DESCRIPTION OF THE TASK >>
Filtering the records below, copy only those lines that include the word "title".

::: PROVIDED RECORDS

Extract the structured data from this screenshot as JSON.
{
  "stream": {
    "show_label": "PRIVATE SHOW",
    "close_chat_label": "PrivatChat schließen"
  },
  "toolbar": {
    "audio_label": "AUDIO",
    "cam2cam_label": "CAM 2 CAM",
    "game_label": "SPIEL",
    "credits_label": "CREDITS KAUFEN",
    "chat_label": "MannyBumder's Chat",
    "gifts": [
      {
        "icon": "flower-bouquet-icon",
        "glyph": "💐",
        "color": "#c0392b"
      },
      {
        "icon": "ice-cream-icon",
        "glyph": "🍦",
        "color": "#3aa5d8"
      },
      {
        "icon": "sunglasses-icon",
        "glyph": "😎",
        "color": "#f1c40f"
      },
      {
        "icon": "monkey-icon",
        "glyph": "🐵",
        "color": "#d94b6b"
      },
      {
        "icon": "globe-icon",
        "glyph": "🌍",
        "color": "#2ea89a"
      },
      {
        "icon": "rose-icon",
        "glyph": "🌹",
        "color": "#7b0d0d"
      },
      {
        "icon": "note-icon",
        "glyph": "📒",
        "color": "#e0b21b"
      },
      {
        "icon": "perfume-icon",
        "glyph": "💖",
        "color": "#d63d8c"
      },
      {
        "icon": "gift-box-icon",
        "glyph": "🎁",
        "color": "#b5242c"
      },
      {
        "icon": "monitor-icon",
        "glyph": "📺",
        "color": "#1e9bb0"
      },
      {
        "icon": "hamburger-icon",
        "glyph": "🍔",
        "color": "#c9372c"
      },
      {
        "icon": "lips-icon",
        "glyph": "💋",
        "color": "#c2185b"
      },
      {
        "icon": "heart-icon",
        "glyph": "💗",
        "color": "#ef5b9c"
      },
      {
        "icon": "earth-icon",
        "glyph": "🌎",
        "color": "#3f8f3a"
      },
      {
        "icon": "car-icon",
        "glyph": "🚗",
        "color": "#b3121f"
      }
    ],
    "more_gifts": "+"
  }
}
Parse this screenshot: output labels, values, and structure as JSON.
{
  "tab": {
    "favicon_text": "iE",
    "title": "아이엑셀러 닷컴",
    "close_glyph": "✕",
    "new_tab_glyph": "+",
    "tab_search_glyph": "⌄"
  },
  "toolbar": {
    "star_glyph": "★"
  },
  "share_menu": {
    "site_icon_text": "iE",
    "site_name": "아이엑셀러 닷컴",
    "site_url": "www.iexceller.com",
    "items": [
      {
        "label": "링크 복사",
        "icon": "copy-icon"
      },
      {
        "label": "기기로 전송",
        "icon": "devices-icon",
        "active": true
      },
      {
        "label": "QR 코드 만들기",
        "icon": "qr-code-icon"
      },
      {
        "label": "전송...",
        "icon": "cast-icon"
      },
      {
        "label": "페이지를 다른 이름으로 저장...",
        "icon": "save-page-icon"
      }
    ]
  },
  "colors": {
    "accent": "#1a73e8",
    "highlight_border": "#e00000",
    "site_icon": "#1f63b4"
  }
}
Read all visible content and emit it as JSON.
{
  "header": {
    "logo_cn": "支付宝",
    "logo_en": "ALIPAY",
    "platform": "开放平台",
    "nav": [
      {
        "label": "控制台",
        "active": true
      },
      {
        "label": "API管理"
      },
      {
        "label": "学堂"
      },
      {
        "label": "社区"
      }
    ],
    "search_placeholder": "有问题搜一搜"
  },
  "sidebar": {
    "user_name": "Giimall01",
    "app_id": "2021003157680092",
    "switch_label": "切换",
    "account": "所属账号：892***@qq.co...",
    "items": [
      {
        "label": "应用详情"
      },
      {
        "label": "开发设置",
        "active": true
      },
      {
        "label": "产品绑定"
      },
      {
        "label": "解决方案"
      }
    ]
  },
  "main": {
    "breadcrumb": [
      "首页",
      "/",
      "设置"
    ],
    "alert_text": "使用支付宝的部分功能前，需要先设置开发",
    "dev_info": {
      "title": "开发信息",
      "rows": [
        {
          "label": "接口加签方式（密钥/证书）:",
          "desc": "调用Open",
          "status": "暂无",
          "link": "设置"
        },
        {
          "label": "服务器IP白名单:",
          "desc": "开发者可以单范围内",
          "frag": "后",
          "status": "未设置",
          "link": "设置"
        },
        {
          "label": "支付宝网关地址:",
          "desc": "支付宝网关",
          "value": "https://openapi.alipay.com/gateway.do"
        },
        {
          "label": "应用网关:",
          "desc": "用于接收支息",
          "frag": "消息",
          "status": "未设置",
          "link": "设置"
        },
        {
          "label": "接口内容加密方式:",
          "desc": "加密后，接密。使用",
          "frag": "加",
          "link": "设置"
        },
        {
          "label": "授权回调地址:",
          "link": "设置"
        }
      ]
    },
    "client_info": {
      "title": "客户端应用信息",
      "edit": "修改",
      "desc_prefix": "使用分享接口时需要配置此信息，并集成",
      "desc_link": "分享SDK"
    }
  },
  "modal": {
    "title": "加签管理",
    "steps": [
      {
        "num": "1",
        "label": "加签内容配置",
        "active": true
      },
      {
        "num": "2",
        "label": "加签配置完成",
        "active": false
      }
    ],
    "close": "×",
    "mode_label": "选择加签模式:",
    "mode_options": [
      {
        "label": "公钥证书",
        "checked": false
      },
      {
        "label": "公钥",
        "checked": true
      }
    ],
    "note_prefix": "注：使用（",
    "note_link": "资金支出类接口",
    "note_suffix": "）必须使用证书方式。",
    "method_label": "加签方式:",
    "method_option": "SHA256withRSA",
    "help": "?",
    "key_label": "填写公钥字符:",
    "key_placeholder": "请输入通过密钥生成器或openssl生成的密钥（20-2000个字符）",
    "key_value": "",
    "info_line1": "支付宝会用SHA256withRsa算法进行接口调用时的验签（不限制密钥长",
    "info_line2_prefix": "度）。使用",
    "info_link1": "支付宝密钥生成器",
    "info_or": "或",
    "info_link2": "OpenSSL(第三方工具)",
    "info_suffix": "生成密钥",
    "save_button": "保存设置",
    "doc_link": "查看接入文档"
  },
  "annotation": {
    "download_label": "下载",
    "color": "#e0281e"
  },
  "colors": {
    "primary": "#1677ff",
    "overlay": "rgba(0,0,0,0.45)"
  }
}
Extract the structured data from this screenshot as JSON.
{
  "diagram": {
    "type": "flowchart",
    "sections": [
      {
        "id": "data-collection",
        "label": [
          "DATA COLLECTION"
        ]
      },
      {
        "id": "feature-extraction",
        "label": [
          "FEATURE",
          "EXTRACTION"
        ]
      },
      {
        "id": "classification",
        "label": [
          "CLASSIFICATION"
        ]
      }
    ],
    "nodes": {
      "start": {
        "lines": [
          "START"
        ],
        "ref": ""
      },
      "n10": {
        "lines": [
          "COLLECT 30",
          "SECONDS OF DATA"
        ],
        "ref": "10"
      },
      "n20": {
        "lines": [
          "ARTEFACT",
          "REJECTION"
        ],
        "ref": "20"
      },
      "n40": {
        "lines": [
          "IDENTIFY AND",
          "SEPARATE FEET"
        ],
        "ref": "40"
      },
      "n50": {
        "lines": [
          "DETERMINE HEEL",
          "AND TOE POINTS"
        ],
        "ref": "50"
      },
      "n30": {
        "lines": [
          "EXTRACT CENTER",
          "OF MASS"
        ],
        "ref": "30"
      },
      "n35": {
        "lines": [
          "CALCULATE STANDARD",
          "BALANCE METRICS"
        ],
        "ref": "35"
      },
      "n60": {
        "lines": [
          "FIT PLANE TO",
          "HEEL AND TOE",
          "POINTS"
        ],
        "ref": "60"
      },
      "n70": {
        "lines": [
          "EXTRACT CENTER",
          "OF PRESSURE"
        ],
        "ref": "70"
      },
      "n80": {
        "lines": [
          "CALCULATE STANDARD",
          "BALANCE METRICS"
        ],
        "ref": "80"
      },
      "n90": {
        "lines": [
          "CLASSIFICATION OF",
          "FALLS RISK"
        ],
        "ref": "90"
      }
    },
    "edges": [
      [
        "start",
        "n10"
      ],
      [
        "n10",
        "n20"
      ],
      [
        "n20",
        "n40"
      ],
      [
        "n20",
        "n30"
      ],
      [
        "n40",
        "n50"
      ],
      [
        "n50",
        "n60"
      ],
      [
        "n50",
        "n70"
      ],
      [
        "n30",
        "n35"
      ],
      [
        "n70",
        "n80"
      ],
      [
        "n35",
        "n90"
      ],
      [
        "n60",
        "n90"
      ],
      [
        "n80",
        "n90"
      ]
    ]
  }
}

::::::

TASK RESPONSE >>
    "title": "아이엑셀러 닷컴",
      "title": "开发信息",
      "title": "客户端应用信息",
    "title": "加签管理",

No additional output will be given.